[Opening Records for this task section]

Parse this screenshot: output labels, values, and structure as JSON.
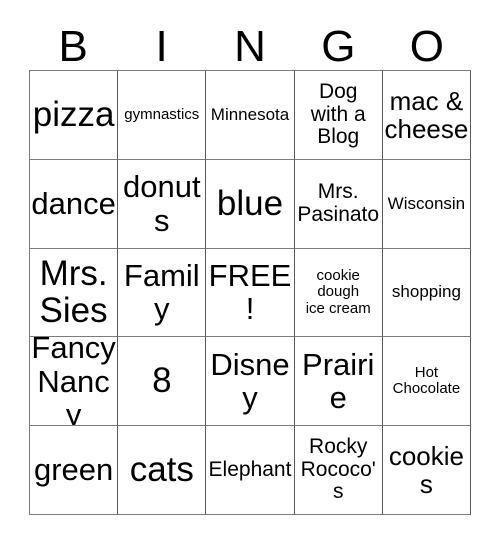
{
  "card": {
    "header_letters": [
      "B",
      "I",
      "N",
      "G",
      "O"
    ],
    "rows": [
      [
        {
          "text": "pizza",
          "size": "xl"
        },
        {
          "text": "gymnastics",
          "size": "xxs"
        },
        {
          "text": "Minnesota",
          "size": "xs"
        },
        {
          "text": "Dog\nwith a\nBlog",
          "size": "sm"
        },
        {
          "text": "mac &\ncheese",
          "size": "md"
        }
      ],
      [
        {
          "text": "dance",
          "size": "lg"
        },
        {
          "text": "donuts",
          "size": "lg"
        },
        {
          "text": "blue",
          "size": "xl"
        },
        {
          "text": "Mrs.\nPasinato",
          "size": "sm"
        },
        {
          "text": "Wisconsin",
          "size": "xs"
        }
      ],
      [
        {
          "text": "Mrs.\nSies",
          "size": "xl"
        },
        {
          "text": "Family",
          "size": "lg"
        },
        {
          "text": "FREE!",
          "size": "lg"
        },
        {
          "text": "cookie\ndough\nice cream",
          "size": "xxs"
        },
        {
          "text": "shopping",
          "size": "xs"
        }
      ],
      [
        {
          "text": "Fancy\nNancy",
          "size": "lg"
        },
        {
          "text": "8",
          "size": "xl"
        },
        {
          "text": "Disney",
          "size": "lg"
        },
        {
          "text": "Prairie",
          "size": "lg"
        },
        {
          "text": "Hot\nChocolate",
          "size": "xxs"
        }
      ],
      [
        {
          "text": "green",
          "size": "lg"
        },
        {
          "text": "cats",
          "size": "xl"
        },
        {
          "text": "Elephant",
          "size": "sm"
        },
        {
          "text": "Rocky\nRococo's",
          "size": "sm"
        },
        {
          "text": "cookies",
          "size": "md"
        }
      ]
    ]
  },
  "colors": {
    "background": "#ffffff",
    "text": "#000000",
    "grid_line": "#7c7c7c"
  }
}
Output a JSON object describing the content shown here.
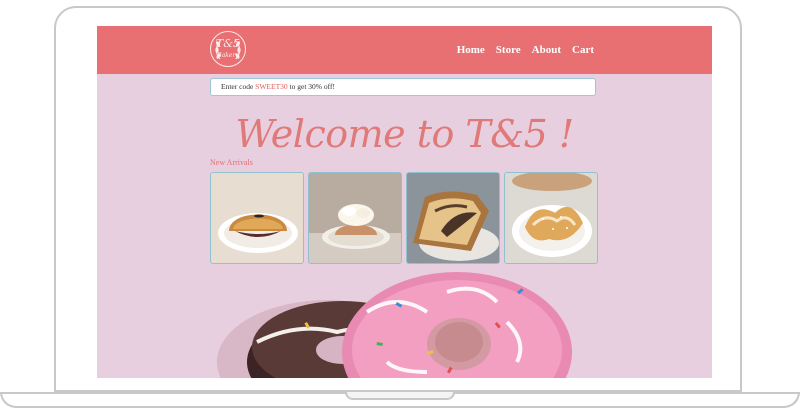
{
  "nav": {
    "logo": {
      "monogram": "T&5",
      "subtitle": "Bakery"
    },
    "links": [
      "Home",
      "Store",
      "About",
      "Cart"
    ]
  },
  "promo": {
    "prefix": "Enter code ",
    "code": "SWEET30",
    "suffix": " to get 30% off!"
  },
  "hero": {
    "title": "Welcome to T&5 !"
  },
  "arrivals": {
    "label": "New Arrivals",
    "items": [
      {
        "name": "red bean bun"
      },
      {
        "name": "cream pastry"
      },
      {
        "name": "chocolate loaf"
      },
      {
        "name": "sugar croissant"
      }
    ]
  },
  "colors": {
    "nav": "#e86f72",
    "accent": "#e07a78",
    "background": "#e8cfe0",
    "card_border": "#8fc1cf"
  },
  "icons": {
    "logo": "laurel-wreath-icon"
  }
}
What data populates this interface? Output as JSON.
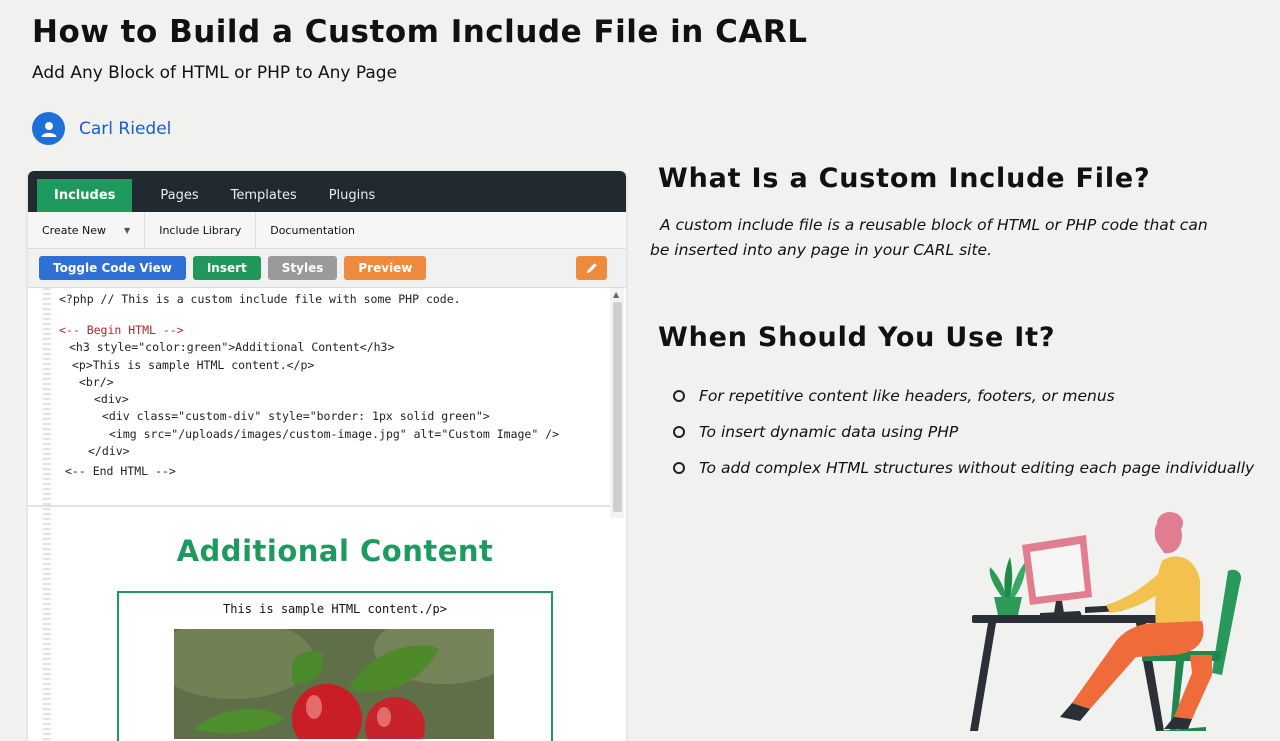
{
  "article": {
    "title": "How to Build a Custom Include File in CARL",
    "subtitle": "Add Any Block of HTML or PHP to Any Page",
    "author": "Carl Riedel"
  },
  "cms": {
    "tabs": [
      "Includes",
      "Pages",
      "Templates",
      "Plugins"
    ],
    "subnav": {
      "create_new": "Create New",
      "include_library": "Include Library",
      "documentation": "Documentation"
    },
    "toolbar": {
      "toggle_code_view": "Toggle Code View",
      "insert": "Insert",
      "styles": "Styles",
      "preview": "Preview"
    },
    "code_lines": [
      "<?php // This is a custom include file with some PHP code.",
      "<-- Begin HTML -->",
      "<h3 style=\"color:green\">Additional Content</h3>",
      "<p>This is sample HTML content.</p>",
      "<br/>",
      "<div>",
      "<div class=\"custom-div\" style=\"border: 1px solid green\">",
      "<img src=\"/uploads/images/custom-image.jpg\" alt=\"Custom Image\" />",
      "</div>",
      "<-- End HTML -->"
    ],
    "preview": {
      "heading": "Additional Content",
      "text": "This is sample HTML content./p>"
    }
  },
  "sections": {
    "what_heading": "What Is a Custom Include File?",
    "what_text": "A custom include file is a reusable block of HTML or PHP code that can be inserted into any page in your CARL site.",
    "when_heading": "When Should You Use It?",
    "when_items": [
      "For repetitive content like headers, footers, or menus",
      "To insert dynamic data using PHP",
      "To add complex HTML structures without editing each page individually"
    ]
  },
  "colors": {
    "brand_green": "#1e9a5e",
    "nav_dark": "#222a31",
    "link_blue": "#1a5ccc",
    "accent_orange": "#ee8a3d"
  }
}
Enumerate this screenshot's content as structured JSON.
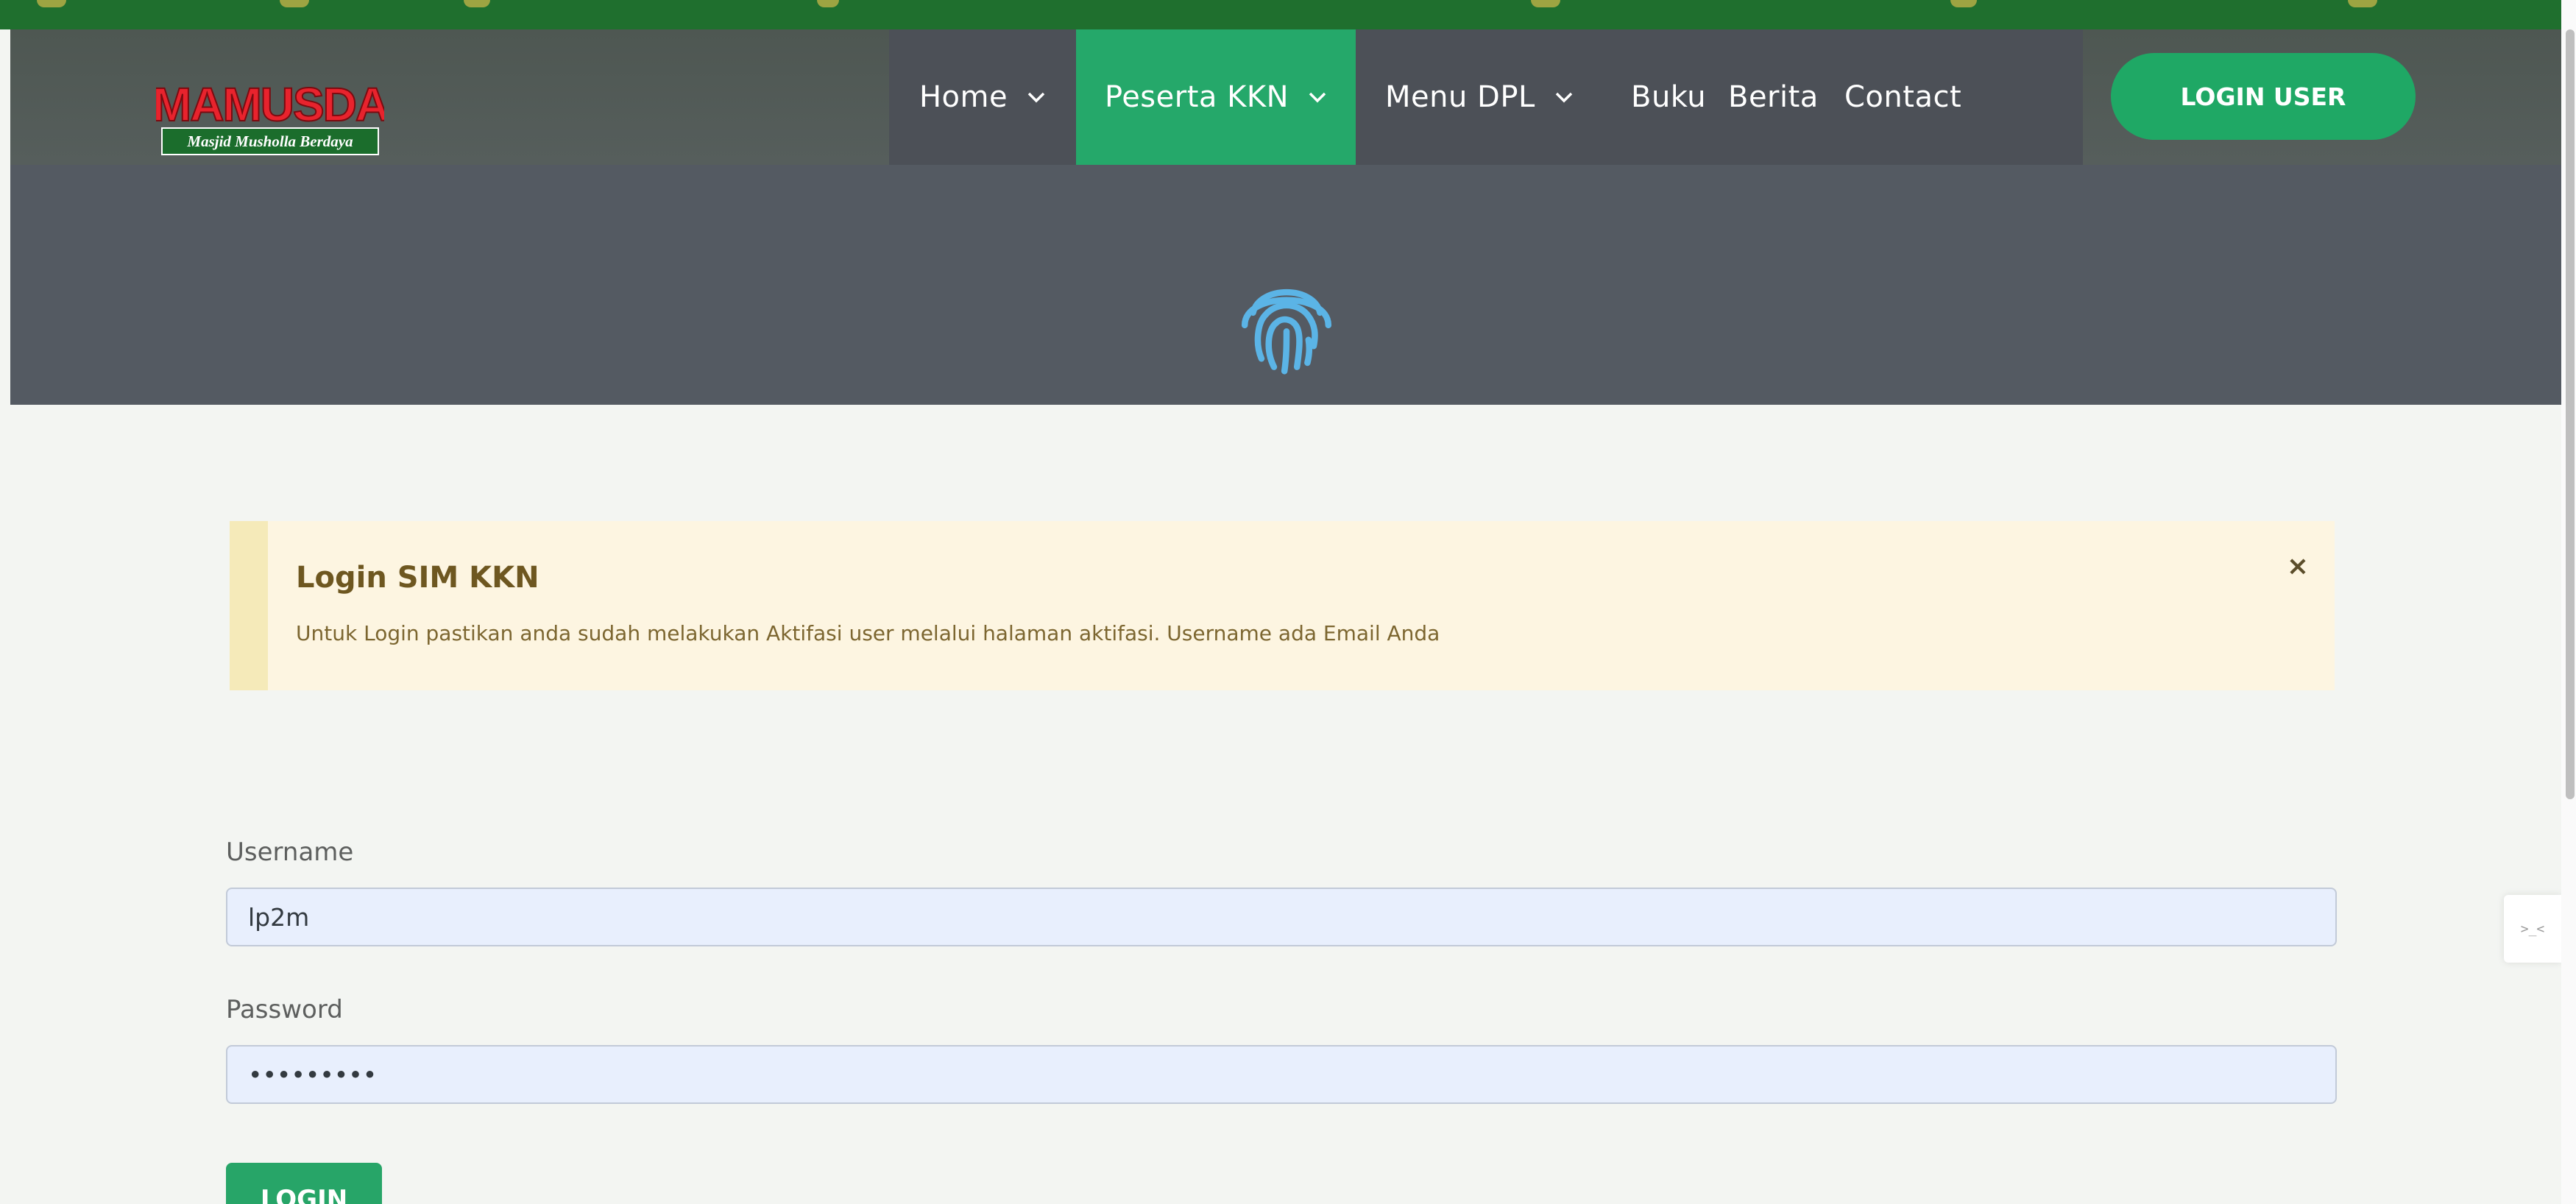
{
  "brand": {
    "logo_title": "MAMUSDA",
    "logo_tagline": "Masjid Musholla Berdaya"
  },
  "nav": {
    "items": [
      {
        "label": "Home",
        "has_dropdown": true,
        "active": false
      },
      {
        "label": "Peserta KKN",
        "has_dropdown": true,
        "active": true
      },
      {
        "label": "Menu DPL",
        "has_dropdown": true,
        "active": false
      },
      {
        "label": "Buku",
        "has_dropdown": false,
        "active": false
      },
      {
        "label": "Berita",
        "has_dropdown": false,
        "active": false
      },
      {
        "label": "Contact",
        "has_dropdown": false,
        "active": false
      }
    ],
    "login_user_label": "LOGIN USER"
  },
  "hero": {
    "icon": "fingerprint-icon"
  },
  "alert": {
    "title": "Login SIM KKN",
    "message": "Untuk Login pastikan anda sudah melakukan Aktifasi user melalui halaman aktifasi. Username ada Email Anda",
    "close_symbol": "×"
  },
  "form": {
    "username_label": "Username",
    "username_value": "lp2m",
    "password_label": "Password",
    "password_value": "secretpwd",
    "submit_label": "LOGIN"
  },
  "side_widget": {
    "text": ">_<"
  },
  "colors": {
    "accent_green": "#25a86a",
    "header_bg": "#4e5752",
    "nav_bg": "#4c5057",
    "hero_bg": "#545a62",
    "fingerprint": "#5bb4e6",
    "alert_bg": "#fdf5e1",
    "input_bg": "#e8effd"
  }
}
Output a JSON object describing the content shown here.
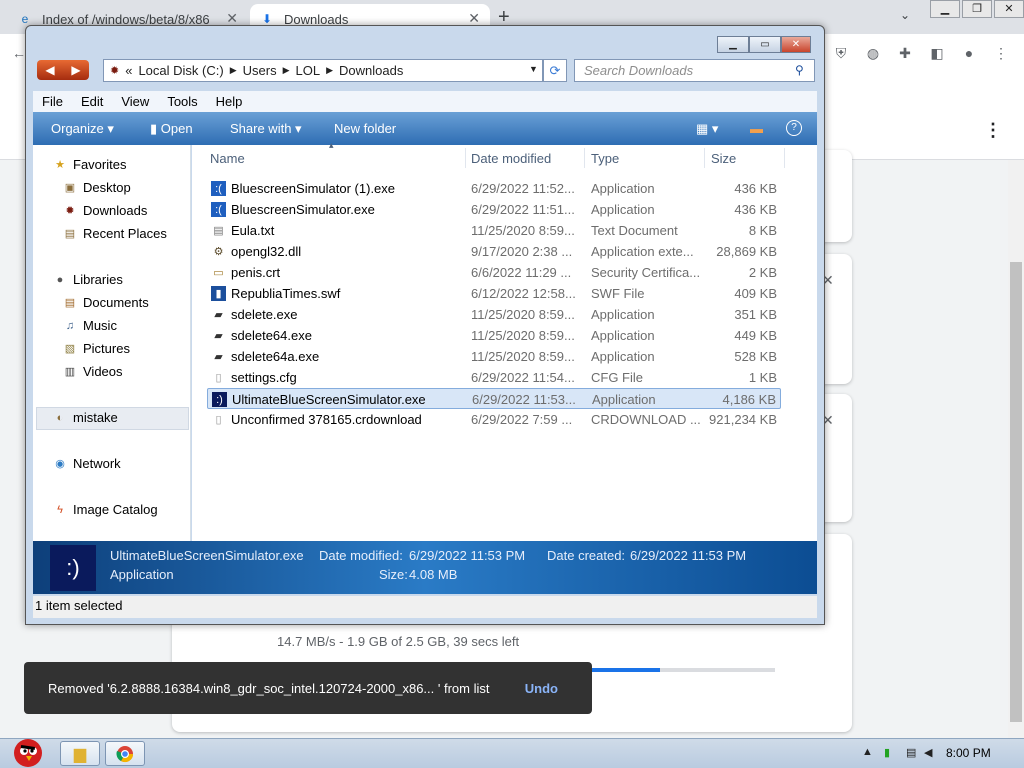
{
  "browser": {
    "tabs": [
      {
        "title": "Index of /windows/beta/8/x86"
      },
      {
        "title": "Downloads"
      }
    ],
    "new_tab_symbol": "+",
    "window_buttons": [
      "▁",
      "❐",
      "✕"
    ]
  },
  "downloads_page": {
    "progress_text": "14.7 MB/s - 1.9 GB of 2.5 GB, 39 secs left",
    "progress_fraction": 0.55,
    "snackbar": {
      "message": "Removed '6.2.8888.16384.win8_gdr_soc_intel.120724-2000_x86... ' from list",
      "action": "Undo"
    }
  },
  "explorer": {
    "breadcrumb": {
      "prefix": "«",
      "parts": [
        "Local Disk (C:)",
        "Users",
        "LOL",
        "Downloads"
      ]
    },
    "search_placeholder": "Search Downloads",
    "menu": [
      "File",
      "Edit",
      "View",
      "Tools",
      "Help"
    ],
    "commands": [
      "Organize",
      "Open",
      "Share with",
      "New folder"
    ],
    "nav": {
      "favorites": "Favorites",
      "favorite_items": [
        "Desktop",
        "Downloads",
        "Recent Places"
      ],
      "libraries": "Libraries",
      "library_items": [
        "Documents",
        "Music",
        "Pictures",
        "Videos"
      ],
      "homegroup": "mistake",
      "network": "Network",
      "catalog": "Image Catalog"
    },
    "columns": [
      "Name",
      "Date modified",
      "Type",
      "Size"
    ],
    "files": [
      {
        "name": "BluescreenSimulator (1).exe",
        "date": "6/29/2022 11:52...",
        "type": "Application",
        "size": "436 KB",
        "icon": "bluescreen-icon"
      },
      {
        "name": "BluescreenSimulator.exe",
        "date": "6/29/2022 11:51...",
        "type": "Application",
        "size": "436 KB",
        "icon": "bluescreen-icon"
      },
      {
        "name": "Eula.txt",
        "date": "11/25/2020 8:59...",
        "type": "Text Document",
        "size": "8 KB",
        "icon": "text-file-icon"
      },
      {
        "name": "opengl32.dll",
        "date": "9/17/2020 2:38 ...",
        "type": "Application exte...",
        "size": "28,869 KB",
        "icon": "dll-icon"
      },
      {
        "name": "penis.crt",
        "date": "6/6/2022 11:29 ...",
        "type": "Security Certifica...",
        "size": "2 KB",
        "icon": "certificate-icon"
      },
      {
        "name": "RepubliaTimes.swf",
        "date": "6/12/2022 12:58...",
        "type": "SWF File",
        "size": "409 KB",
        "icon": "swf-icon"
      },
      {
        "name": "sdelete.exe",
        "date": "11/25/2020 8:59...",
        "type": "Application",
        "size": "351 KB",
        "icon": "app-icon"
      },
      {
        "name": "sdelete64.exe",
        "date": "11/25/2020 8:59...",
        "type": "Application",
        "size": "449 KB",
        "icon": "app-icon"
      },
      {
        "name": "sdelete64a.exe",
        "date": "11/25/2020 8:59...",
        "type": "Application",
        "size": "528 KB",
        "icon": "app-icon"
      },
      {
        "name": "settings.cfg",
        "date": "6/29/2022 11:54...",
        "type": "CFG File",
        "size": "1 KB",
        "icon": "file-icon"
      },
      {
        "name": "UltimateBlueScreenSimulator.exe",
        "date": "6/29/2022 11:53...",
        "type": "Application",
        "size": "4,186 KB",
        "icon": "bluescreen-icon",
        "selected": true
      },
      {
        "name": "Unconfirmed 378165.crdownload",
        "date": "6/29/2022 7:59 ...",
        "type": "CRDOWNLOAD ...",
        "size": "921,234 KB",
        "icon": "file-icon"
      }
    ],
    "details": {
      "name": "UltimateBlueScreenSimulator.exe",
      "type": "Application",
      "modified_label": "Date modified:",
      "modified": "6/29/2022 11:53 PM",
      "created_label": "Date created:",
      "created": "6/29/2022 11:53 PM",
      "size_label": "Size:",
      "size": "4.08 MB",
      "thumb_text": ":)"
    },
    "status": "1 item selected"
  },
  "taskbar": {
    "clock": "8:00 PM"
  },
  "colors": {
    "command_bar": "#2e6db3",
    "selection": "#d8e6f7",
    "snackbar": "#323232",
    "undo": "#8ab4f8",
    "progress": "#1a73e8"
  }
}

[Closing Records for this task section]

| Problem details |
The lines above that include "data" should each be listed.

| Solution for this exercise |
What data populates this interface? Output as JSON.
      "To insert dynamic data using PHP",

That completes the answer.